This artistic commitment not to apply yesterday’s certainties to today, but to act in response to the present circumstances and the opportunities they offer, is precisely the skill that seems to be essential for our being-in-the-world—today, here, and now. As sustainability scientist Maja Göpel recently expressed, it is a known fact that our current worldview is largely informed by the things we learned and were told from the past. As such, it is our experiences in this world that determine which stories we consider right, wrong, convenient, risky, convincing, or fallacious; but also the narratives we choose to invoke for any given experience, and draw upon for comparison. The freedom to shape the future thus always seems to be predetermined and prestructured. Our view of the world helps to determine its current and future state, both positively and negatively. And it is precisely in this way that we can understand the world, approach it, and ultimately shape it.
It is therefore extremely rewarding to adopt Simone Holliger’s artistic strategy in a twofold way - both by seeing things for yourself and by cultivating a deep understanding of how we think, act, and create in the first place. If we want to free ourselves from—as the philosopher Antonin Artaud once so aptly put it—a falsely rehearsed everyday life, it is crucial to focus on change. The recent and current years of crisis can offer this very opportunity: to put aside the opulence and abundance of everyday life, regardless of how comfortably we have settled into it. Instead of a calendar of exhaustion, we should choose to regularly step back from things and really perceive them. This will allow us to question our being-in-the-world from a different perspective. The future is not a fixed state that comes to us, but rather an approach that we can shape for ourselves.
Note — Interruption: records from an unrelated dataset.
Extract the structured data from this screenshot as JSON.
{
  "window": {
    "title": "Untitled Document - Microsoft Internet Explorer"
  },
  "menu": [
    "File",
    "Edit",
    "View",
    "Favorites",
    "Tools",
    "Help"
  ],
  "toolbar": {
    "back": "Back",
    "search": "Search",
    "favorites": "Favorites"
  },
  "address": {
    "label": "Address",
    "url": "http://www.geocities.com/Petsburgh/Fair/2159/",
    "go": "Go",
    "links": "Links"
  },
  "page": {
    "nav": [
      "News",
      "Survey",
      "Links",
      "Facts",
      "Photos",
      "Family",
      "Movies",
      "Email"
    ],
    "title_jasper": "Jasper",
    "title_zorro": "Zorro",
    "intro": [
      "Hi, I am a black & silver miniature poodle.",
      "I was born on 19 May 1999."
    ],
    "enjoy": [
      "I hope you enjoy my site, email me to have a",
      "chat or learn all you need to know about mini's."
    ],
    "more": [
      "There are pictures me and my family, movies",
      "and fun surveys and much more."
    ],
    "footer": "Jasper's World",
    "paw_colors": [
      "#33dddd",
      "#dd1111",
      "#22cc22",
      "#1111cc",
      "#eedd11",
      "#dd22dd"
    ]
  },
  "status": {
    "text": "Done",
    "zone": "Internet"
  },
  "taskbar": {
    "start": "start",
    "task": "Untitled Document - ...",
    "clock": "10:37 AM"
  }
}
Simone Holliger (b. 1986) lives and works in Basel. She studied in Lucerne and Geneva and graduated with a Master of Fine Arts from HEAD in 2014. Simone Holliger regularly creates exhibitions in institutional contexts as well as independent art spaces. Recent exhibition venues include the Musée des beaux-arts de La Chaux-de-Fonds and BF15 in Lyon. Her work has won several awards, including most recently the Kulturförderpreis by the Alexander Clavel Foundation (2021) and the Swiss Art Award (2019). She was an artist-in-residence in Berlin (2020), Paris (2016), and Marfa (2015).